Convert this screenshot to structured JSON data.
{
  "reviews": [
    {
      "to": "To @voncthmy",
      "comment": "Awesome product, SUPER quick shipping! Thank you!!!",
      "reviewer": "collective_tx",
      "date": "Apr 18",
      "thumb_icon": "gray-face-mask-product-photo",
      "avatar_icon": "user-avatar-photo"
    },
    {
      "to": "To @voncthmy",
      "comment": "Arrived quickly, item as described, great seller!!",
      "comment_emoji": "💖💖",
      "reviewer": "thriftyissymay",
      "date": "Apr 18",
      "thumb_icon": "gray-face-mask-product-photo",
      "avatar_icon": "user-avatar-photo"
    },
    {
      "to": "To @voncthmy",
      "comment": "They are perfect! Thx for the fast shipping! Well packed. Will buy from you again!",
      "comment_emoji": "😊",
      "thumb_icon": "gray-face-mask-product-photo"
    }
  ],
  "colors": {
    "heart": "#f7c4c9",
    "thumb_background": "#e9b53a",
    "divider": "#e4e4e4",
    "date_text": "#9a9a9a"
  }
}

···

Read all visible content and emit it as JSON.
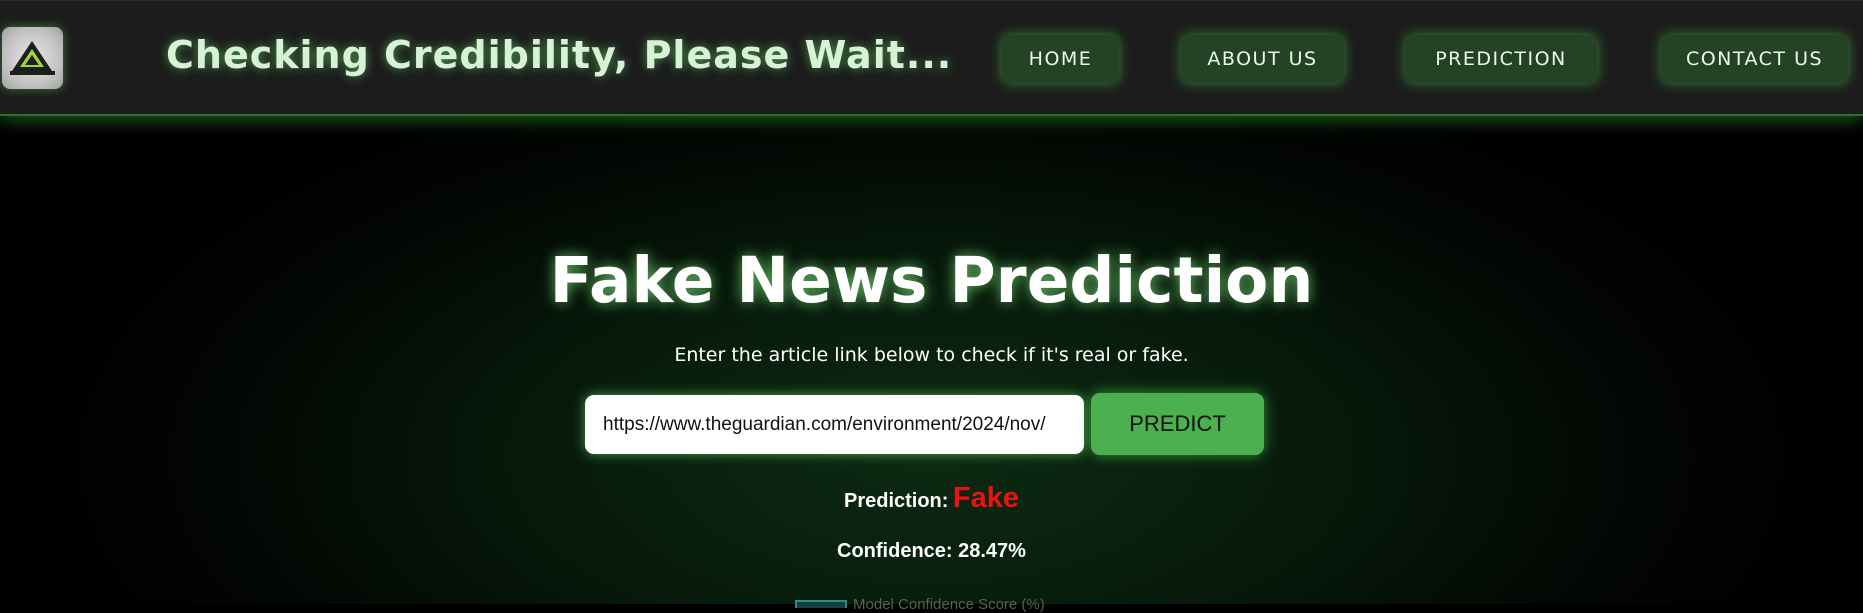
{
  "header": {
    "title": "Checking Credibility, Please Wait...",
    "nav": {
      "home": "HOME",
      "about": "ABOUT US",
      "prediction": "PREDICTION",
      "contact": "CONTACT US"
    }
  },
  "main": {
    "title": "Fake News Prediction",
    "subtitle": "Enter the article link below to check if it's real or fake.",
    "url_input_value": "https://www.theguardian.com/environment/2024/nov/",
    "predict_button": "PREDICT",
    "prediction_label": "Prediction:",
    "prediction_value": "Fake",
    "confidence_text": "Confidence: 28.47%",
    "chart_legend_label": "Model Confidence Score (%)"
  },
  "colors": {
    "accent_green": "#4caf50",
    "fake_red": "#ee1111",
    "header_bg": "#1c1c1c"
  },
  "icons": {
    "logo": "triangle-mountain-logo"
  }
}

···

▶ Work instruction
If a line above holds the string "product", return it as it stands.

▶ Task response
      "comment": "Awesome product, SUPER quick shipping! Thank you!!!",
      "thumb_icon": "gray-face-mask-product-photo",
      "thumb_icon": "gray-face-mask-product-photo",
      "thumb_icon": "gray-face-mask-product-photo"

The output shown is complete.